I didn’t write anything about the Baha’i friends in our camp, then. However, I decided to write today as a token of my appreciation. To tell the truth, there were people of many beliefs in our group, ranging from leftist to liberal, from religious to non-religious, and from Muslim to Baha’i. The volunteers’ looks, religion and social status were never an issue. We were all united and serving. Some examples were Hossein Ronaghi, who is imprisoned and sick in ward 350 in Evin Prison, and Navid Khanjani, who is serving his sentence in Rajai Shahr Prison. We were all close friends. We laughed, sang and cried together. We were happy, afraid and courageous at the same time. All kinds of feelings were abundant, especially human nobility.
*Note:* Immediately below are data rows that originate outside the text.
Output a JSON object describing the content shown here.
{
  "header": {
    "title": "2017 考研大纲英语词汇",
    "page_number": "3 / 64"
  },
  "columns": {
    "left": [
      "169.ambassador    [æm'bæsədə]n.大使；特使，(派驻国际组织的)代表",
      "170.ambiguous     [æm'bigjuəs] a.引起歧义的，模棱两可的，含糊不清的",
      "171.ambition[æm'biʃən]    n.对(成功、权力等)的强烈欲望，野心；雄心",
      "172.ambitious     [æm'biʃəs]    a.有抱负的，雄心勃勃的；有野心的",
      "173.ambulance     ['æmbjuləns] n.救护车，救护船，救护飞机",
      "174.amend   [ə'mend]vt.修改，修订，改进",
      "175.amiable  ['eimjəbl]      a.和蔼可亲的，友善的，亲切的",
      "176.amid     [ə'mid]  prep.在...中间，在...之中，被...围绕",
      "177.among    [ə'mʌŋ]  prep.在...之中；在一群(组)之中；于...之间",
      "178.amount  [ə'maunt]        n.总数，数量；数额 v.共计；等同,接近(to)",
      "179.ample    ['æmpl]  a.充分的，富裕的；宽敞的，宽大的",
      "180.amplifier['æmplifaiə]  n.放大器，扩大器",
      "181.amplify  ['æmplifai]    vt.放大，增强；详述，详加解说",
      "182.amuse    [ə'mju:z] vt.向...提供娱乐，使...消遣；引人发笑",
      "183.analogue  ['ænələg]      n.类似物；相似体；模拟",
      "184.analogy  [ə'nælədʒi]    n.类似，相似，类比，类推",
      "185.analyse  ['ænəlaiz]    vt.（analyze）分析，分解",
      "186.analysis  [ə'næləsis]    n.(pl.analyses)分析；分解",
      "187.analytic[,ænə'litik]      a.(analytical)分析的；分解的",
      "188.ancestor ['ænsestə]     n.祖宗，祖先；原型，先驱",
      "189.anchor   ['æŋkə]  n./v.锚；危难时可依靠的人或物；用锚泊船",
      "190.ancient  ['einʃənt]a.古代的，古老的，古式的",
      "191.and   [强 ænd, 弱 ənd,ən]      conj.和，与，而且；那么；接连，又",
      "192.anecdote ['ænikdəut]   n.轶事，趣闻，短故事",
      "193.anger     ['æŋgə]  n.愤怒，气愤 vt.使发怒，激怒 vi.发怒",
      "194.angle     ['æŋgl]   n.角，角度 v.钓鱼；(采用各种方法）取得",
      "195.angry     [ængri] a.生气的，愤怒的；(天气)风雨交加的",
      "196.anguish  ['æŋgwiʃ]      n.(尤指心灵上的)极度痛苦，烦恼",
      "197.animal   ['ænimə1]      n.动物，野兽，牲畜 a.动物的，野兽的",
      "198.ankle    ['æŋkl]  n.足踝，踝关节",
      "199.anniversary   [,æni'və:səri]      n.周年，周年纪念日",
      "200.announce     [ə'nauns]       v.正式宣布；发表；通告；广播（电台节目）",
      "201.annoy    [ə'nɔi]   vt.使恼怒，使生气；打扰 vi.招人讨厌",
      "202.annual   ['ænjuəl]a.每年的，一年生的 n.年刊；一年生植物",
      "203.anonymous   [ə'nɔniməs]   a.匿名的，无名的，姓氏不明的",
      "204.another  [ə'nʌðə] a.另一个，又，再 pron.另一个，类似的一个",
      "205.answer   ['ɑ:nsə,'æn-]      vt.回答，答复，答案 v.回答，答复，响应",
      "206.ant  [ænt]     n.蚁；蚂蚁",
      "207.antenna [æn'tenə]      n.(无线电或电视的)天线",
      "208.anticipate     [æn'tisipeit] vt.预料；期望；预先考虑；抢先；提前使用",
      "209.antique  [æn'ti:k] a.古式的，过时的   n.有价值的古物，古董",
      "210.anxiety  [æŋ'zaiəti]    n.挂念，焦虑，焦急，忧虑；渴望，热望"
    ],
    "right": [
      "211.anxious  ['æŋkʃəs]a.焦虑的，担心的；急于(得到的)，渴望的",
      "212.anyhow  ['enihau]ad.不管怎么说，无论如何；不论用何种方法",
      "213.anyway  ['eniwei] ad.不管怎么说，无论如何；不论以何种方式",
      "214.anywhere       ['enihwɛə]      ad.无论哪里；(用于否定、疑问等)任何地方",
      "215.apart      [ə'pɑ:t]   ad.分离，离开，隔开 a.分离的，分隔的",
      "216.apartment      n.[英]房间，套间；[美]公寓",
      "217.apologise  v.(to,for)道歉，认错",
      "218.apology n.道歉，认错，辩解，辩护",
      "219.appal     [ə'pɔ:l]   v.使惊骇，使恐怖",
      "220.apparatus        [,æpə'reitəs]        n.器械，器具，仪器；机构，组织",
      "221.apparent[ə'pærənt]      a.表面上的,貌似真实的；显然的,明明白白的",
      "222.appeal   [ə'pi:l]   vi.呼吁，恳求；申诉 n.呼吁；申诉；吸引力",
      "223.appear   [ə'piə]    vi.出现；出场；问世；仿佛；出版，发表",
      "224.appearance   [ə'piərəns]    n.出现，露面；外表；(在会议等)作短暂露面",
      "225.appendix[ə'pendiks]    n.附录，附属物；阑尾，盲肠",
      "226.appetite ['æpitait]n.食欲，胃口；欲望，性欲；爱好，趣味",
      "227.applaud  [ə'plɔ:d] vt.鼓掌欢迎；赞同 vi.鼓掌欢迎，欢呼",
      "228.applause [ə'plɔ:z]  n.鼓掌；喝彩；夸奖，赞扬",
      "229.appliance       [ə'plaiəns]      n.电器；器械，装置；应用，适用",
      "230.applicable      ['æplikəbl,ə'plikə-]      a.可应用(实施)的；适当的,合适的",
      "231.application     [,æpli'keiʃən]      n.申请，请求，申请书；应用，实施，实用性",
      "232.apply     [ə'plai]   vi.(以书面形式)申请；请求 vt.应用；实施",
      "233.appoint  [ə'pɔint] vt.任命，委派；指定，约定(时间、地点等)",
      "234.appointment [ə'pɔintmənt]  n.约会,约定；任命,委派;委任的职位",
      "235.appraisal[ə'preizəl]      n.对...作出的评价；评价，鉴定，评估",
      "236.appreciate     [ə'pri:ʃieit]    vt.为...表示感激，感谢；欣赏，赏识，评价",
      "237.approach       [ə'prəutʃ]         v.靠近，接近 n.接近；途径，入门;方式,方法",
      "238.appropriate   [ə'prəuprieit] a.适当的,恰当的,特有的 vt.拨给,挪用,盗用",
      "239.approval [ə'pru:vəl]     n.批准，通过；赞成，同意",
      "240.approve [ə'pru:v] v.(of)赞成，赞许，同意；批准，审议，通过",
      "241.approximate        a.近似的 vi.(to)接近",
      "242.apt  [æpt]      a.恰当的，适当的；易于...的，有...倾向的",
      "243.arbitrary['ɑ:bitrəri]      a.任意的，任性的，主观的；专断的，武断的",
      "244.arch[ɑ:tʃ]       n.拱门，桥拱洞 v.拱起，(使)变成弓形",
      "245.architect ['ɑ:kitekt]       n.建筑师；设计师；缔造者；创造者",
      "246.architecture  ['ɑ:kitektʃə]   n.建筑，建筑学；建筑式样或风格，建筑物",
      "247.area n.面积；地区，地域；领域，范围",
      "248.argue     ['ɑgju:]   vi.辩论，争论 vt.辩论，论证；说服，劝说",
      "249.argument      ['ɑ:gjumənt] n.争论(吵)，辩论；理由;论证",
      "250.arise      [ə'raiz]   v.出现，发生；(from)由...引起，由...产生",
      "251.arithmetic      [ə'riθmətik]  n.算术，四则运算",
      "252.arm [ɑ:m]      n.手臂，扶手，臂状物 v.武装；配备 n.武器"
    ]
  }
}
We all tried to serve selflessly and gracefully. There were educators who played with children in those conditions, and aid workers who specialized in women’s issues who talked to girls and women about health. There were also physicians among us. We spoke with the victims and went from one village to another after giving them what they needed. Doing all that, no one ever asked us what religion we belonged to or what religion we disliked. We became emotionally encouraged and stronger as we finished work in one village and moved on to the next. Most of my friends were well educated, and looked and dressed differently in their own cities. However, here we were all in dirty clothes travelling in the back of pickup trucks. Every night we returned to our camp and slept in our individual tents that we had set up in the courtyard of the warehouse. We woke up early in the morning, had breakfast and resumed work.
Sometimes local people approached us and asked for some necessities with much appreciation. It is not an exaggeration if I say the residents of Varzaqan and Aris loved the aid workers, and needless to say everywhere we went people were extremely thankful.
Getting back to the main topic, there was really no difference between us and our Baha’i friends. They, like the rest of us, were concerned for the country and its people. I don’t understand why we should compare or separate them from others. We are all Iranians and proud of it.
This picture of us all brings back memories, as it shows smiles on everyone’s faces in the middle of all the hard work. Only after being imprisoned did I realize that these friends were Baha’is, and they served their people lovingly. I am definitely happy these beloved people are my friends. If there is a religious debate, I may have some criticism for this religion, as there can be criticism of every religion. However, religion was not important to me. They were dear to me regardless of what they believed.
1. Prisoner information on Morteza Esmailpour can be found here
2. The earthquakes and their aftermath are described here
3. An article about Hossien Ronaghi is here
4. The notorious Ward 350 of Evin Prison is described here
5. There is a profile of Navid Khanjani here